"Teresa [Palmer] and I had these moments of doubting around [the film's] humorous moments, because there are these humorous moments! We didn't know how they were going to play. So we really did end up putting our trust in David and it worked out. He'd never directed anything over three minutes, which is just wild. And not on an iPhone."
I too had great appreciation for those humorous moments. Any good horror film will allow for a break in tension, and Sandberg's film does it especially effectively. As DiPersia states:
"You get these little breaks, these little bits of levity to catch your breath, and then you get the shit scared out of you 60 seconds later."
But Sandberg certainly didn't forget his roots, including a few Easter Eggs scattered throughout the film for fans of the original short. DiPersia touched on the interesting nature of Sandberg's career path from internet to movie studio:
"I think it's amazing. I think it shows how our world is just that much smaller through the internet. That someone can make something for the internet and then it becomes a Warner Bros. film, it's absolutely wild. ... It's great for young filmmakers everywhere. It shows some hopefulness."

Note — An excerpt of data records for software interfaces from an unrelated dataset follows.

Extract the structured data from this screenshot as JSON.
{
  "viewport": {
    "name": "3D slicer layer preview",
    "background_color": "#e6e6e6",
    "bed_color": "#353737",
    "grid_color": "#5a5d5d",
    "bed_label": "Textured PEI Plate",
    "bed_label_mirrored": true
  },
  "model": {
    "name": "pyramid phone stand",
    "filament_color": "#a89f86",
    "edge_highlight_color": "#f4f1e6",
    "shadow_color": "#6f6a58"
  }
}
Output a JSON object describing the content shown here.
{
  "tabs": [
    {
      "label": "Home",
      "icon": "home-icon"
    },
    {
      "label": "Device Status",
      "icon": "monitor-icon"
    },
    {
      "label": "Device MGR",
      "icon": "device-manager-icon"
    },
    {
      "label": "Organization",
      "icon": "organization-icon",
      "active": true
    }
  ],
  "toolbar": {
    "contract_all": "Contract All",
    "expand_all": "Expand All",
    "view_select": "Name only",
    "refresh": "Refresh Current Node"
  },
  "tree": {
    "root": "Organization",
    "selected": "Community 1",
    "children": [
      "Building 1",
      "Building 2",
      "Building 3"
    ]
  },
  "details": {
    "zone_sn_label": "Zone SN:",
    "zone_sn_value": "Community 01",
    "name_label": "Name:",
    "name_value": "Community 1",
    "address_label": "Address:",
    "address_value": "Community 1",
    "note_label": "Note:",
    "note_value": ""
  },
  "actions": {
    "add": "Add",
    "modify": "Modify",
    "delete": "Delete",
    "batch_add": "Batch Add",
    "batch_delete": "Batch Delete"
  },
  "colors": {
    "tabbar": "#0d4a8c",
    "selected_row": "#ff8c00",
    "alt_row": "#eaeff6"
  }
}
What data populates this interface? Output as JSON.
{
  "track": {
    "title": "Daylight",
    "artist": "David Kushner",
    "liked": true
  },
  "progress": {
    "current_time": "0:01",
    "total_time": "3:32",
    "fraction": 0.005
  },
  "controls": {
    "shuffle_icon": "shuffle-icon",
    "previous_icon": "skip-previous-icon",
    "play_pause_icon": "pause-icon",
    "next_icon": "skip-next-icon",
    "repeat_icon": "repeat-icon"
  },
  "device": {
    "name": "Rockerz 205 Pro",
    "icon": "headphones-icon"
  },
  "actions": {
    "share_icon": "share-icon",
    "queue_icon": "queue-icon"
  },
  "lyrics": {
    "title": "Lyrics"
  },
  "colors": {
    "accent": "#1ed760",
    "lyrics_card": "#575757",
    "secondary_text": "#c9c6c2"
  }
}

As talented as Sandberg is — when watching Lights Out, you won't believe it's his first feature — DiPersia and I couldn't help but touch on producer James Wan, with his attachment to the film giving DiPersia a certain sense of ease:
"A lot of horror can get a little bit campy, and with James's stuff you don't get that. You get great actors and actresses, just great casts. Nothing against the genre, but it can be cheesy. ... Obviously it wasn't a movie directed by James, but he's got his hands on it and he gave input."
We both marveled at Wan's intuition and cinematic eye, and his unwavering journey to make his first film Saw. After discussing the journey of one internet sensation, I pitched the idea of a Pokémon Go horror film, with the mobile game currently sweeping the world.
"It could be scary, it could definitely be scary. I don't think I'm quite millennial enough to know exactly what's going on, but I've seen enough on the internet to know that Nintendo is now worth $19 billion."
Indulging my silly horror film ideas, DiPersia then told me about his current project, Good Girls Revolt, a TV series about the publishing industry set in the 1960s, in which he plays a Vietnam War veteran. Describing the series as "a far cry from Lights Out," DiPersia is nonetheless excited to be a part of the innovative original series produced by Amazon. And as our conversation comes to a close, I couldn't resist teasing him a bit , dishing advice on facing his first Comic-Con ("I'll be the one dressed like Chewbacca," he jokes) and inquiring as to what scares him now as an adult.
"I mean, literally the same things. At least, beyond terrorism and everything on the news."
Fair point. With a real world that's so scary, sometimes a film like Lights Out, as spooky as it is, is a welcome diversion. Fans at Comic-Con will get to enjoy that diversion this week during a screening of Lights Out on the 20th, while the rest of the world can get their scream on this Friday, the 22nd of July. Those with a sincere fear of the dark, consider yourself forewarned.